TASK DETAILS
After reading each line of the entries, give the number of lines that contain "heading" and nothing else.

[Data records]

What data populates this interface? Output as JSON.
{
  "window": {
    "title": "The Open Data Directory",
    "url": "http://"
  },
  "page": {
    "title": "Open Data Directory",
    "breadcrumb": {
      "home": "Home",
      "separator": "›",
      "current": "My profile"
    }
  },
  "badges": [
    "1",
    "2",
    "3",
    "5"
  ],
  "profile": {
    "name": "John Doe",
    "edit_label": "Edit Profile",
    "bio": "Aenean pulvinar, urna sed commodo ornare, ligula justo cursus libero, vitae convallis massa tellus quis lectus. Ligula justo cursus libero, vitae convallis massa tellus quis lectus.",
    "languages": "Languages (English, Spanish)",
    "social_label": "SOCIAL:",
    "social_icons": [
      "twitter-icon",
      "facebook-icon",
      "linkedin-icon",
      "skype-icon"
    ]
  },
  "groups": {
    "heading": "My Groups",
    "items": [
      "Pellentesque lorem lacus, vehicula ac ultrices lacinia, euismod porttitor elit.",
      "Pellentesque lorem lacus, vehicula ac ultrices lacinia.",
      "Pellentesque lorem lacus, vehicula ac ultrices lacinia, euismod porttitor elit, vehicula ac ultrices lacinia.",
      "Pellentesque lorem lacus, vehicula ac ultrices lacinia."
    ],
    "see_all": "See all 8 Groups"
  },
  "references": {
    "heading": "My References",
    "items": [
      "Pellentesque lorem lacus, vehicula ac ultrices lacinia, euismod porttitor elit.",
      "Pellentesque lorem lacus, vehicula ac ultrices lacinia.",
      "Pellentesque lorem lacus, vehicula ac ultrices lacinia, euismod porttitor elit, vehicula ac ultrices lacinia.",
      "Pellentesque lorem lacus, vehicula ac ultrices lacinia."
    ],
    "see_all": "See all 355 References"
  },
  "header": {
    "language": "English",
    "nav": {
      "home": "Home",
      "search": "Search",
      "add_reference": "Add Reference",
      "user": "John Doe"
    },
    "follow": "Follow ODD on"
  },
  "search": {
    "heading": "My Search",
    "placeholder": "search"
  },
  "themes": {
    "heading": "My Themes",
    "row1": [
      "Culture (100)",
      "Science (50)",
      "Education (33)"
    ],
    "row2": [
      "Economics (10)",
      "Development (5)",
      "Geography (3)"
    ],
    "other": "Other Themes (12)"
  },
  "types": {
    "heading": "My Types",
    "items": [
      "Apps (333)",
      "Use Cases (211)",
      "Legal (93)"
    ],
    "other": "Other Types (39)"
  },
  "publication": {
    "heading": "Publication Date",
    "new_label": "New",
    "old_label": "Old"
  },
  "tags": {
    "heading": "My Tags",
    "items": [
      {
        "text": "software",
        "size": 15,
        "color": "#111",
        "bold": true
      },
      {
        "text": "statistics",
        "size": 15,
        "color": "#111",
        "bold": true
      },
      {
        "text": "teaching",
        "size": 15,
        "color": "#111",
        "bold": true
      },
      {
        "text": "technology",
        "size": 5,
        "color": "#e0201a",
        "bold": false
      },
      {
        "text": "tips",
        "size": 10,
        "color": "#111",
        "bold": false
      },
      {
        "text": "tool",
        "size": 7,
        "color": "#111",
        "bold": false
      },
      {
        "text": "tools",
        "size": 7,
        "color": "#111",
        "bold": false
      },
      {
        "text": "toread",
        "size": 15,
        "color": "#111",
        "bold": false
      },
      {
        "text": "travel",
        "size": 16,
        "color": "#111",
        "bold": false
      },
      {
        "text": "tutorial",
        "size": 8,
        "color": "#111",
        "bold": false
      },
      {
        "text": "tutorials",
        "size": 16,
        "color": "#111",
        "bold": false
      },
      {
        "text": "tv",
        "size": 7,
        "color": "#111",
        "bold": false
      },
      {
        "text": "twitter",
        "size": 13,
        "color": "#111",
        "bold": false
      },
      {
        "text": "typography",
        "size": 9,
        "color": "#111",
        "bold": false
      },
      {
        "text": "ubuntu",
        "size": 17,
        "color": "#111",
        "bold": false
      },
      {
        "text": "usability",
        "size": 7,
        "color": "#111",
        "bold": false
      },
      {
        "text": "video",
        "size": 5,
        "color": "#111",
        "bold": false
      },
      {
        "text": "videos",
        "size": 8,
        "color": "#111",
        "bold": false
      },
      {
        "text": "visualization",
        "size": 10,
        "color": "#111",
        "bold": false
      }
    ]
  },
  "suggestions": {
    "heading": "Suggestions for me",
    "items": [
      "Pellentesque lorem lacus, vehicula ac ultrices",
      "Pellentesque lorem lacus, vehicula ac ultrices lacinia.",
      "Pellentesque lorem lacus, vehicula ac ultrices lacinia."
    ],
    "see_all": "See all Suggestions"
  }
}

OUTPUT FOR THIS TASK
8